WordPress.com users: If you use WordPress.com (not self-hosted), the mobile option is easy to find. Go to Appearance – Mobile and make sure the option is enabled.
WordPress.org users: If you use have a self-hosted WordPress account (in other words, WordPress.org – not.com), you can install a plug-in. Personally, I use WPTouch. They make your blog compatible for almost all mobile devices. Feel free to look around at other plug-ins, but this one works well for me. Sure, the look is boring, but the pages load quickly and there isn’t much clutter. If your icon is a calendar instead of a photo, make sure you go edit that post and select a featured image (go to your post – right column, at the bottom it says set featured image). WPTouch has a list of settings you can adjust to suit your style.
WPTouch plugin – set your post’s featured image to set the thumbnails. Thanks Kim!
Responsive themes: Someone told me you can make your blog mobile-friendly without losing the look of your layout. They are referred to as responsive themes. I’ll admit I know very little about this topic, so I’m throwing this out there to anyone who wants to do more research.
This site loads fine on the iPhone. You just need to zoom in a bit. Thanks Jen!
If you don’t know what your site looks like and you don’t have a phone, ask around. Ask on Facebook, Twitter, your friends, family, neighbors. Someone, somewhere has a smartphone. I helped a few people and caught two issues. Please don’t ignore this issue. You risk losing (or worse – annoying) your visitors.

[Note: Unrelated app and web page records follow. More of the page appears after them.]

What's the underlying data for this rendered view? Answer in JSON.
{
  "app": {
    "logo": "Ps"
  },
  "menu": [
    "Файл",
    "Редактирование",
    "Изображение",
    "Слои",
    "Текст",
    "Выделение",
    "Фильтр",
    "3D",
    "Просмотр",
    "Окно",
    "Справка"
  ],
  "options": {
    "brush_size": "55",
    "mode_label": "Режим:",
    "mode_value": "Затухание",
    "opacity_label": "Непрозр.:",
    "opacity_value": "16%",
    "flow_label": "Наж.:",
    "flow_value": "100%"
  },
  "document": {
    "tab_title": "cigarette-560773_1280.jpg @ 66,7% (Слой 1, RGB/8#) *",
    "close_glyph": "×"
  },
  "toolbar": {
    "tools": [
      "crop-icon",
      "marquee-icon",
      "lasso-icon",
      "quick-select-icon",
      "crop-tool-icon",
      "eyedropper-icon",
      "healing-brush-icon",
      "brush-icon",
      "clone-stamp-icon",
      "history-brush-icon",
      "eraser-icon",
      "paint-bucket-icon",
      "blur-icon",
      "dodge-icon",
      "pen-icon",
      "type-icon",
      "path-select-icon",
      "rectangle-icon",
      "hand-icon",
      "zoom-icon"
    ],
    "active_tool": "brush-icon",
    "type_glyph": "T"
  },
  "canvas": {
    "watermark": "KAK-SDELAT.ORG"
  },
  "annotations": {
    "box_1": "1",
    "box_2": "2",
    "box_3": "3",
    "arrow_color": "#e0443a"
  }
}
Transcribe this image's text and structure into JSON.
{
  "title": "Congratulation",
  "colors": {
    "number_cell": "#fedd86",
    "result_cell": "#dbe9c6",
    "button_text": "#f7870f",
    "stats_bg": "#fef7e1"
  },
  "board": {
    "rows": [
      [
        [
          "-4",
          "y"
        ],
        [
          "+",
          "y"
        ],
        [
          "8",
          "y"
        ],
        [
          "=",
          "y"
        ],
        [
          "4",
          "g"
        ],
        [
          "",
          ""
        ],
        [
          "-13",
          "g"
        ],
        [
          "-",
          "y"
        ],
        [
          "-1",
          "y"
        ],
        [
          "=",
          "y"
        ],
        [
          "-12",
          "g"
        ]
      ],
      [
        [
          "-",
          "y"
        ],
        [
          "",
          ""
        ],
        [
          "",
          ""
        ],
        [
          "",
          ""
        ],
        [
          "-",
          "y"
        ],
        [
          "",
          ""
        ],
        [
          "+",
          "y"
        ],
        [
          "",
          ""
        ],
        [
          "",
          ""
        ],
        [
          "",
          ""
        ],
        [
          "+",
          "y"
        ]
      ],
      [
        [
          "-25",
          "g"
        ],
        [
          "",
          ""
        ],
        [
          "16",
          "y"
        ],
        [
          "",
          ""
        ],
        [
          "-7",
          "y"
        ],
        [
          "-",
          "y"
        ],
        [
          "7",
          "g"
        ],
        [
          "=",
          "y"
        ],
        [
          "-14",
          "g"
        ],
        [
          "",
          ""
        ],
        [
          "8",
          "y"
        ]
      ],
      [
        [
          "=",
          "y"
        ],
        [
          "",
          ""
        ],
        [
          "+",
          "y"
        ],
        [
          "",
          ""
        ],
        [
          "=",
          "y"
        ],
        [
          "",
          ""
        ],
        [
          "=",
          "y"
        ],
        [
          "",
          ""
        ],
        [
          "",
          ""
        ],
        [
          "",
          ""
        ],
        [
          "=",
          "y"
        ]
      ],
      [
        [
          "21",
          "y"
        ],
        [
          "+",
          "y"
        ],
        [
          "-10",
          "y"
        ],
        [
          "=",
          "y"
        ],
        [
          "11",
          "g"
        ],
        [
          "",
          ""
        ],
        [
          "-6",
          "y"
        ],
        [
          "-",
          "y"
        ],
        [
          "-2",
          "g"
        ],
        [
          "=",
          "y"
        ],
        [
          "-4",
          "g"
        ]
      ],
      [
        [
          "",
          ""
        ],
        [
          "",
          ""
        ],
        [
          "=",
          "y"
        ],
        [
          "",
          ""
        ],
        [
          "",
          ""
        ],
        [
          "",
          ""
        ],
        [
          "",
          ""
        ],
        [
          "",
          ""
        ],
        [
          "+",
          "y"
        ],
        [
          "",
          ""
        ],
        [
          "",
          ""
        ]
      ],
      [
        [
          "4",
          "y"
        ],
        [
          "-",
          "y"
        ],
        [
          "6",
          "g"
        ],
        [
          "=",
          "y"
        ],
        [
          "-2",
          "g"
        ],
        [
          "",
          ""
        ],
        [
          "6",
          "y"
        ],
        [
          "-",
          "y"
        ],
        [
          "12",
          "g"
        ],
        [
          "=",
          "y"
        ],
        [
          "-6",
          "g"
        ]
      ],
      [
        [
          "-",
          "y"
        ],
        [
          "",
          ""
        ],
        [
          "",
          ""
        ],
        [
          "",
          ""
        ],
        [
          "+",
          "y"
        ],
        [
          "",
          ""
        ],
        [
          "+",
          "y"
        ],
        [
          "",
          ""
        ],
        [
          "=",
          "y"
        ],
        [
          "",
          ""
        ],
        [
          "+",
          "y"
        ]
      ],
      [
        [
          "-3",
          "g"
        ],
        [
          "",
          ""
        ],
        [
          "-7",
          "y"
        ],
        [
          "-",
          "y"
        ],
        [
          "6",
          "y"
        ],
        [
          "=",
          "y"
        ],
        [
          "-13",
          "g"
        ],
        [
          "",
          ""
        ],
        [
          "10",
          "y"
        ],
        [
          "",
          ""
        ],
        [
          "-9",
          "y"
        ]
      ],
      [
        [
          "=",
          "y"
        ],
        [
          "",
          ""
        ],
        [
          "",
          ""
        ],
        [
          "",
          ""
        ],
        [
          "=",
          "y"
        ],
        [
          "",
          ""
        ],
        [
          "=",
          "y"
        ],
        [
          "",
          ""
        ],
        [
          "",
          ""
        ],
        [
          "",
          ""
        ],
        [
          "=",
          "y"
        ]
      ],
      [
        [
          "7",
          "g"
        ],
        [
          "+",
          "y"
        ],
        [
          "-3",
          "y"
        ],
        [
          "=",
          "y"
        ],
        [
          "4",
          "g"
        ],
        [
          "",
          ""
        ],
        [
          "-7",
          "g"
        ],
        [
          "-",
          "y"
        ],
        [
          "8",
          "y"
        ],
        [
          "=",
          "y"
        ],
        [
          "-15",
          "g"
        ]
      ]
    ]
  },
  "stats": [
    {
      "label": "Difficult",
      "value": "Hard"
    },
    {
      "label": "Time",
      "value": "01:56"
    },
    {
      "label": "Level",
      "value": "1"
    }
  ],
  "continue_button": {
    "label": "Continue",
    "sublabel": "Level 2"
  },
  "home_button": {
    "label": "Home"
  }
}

I know this information may seem a little overwhelming, but I hope I was able to break it down for the non-techie to understand. Feel free to post any questions or advice in the comment section.